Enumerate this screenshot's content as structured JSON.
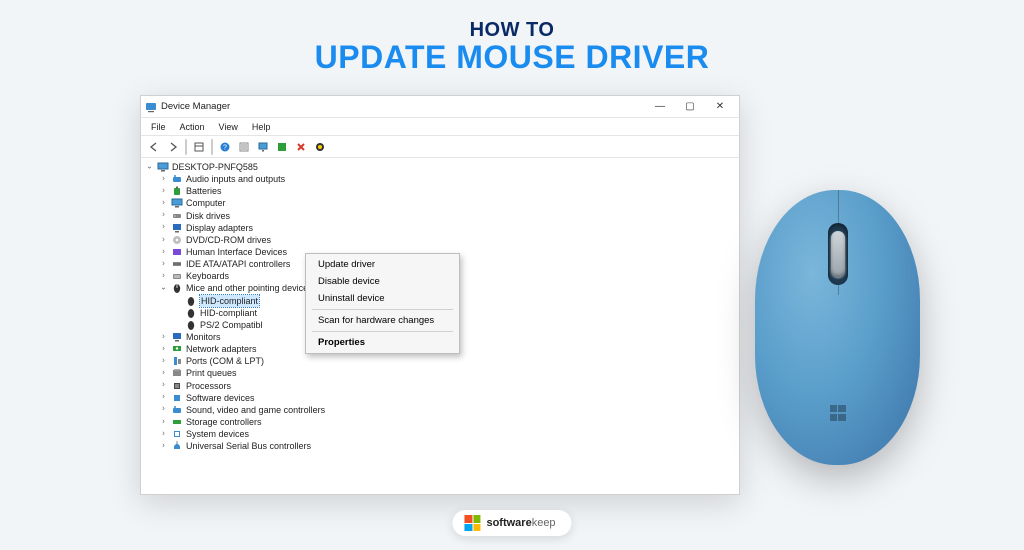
{
  "hero": {
    "line1": "HOW TO",
    "line2": "UPDATE MOUSE DRIVER"
  },
  "window": {
    "title": "Device Manager",
    "menus": {
      "file": "File",
      "action": "Action",
      "view": "View",
      "help": "Help"
    },
    "root": "DESKTOP-PNFQ585",
    "cats": [
      "Audio inputs and outputs",
      "Batteries",
      "Computer",
      "Disk drives",
      "Display adapters",
      "DVD/CD-ROM drives",
      "Human Interface Devices",
      "IDE ATA/ATAPI controllers",
      "Keyboards"
    ],
    "mice_label": "Mice and other pointing devices",
    "mice_children": [
      "HID-compliant",
      "HID-compliant",
      "PS/2 Compatibl"
    ],
    "cats2": [
      "Monitors",
      "Network adapters",
      "Ports (COM & LPT)",
      "Print queues",
      "Processors",
      "Software devices",
      "Sound, video and game controllers",
      "Storage controllers",
      "System devices",
      "Universal Serial Bus controllers"
    ]
  },
  "context_menu": {
    "update": "Update driver",
    "disable": "Disable device",
    "uninstall": "Uninstall device",
    "scan": "Scan for hardware changes",
    "properties": "Properties"
  },
  "brand": {
    "part1": "software",
    "part2": "keep"
  }
}
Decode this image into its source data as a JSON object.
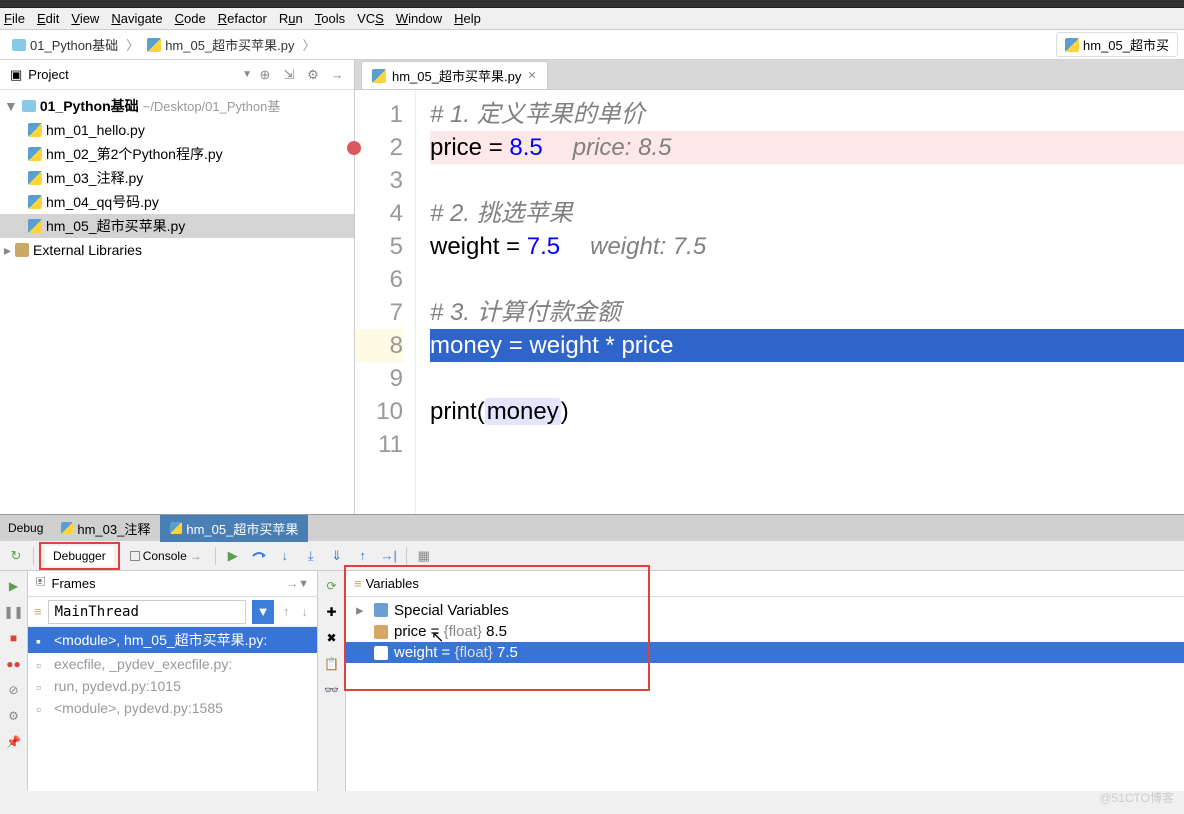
{
  "menu": [
    "File",
    "Edit",
    "View",
    "Navigate",
    "Code",
    "Refactor",
    "Run",
    "Tools",
    "VCS",
    "Window",
    "Help"
  ],
  "breadcrumb": {
    "project": "01_Python基础",
    "file": "hm_05_超市买苹果.py"
  },
  "tab_right": "hm_05_超市买",
  "sidebar": {
    "title": "Project",
    "root": "01_Python基础",
    "root_path": "~/Desktop/01_Python基",
    "files": [
      "hm_01_hello.py",
      "hm_02_第2个Python程序.py",
      "hm_03_注释.py",
      "hm_04_qq号码.py",
      "hm_05_超市买苹果.py"
    ],
    "ext_lib": "External Libraries"
  },
  "editor": {
    "tab": "hm_05_超市买苹果.py",
    "lines": {
      "1": {
        "comment": "# 1. 定义苹果的单价"
      },
      "2": {
        "code": "price = ",
        "num": "8.5",
        "hint": "price: 8.5"
      },
      "3": {
        "code": ""
      },
      "4": {
        "comment": "# 2. 挑选苹果"
      },
      "5": {
        "code": "weight = ",
        "num": "7.5",
        "hint": "weight: 7.5"
      },
      "6": {
        "code": ""
      },
      "7": {
        "comment": "# 3. 计算付款金额"
      },
      "8": {
        "code": "money = weight * price"
      },
      "9": {
        "code": ""
      },
      "10": {
        "func": "print",
        "paren_open": "(",
        "param": "money",
        "paren_close": ")"
      },
      "11": {
        "code": ""
      }
    }
  },
  "debug": {
    "main_tab": "Debug",
    "file_tabs": [
      "hm_03_注释",
      "hm_05_超市买苹果"
    ],
    "sub_tabs": {
      "debugger": "Debugger",
      "console": "Console"
    },
    "frames": {
      "title": "Frames",
      "thread": "MainThread",
      "items": [
        "<module>, hm_05_超市买苹果.py:",
        "execfile, _pydev_execfile.py:",
        "run, pydevd.py:1015",
        "<module>, pydevd.py:1585"
      ]
    },
    "variables": {
      "title": "Variables",
      "special": "Special Variables",
      "items": [
        {
          "name": "price",
          "type": "{float}",
          "val": "8.5"
        },
        {
          "name": "weight",
          "type": "{float}",
          "val": "7.5"
        }
      ]
    }
  },
  "watermark": "@51CTO博客"
}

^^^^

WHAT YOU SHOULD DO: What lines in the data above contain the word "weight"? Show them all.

EXERCISE OUTPUT:
        "code": "weight = ",
        "hint": "weight: 7.5"
        "code": "money = weight * price"
          "name": "weight",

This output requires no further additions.